A rain storm packing 60-mile-per-hour winds ripped through town Saturday, bringing down trees, power lines and causing flooding in coastal areas. It left behind a path of damage throughout town and the entire county that crews are still continuing to clean.
The Fairfield Fire Department alone responded to more than 140 storm-related calls on Saturday, ranging from fires, wires and trees down to motor vehicle accidents. Due to high winds and imminent flooding, the Reverse 911 System was initiated and residents were advised that a voluntary evacuation was recommended for homes along the shoreline, causing Fire Chief Richard Felner and Police Deputy Chief Gary MacNamara to open the emergency shelter at Roger Ludlowe High School for evacuees.
Tidal water flooded the length of Fairfield Beach Road. Yet fire crews were able to pass through and respond to a fire in a wall, which was quickly extinguished.
Dozens of roads were closed and travel was restricted due to wires and trees down, and numerous vehicles and homes were struck by trees and limbs, including a Ford SUV, which was struck by a large tree squarely across its windshield while on Old Post Road. One driver had to be extricated from a vehicle and transported to the hospital after the vehicle was struck by a tree on Wakeman Road.
According to Assistant Chief Doug Chavenello, who was the shift commander throughout Saturday,
by 2:25 p.m. the storm was beginning to tear roofing tiles away from BJ's Wholesale Club at 40 Black Rock Turnpike. The store was temporarily closed due to the potentially hazardous conditions.
Later in the evening, on Kings Highway East, a homeowner reported his "roof hanging off of the house and barely attached," according to the telecommunicator who took the call.
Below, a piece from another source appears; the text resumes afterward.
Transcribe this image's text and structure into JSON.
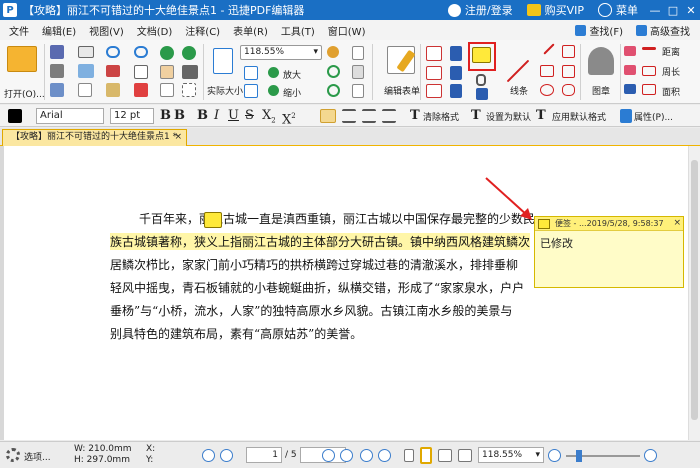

Fire crews responded and secured the scene.
A home on Lynwood Avenue was also struck by a large tree, causing its entire frame to shift and inflicting extensive damage to the roof.
"What's remarkable is that with all the damage from this storm, there weren't more serious injuries," Chavenello said.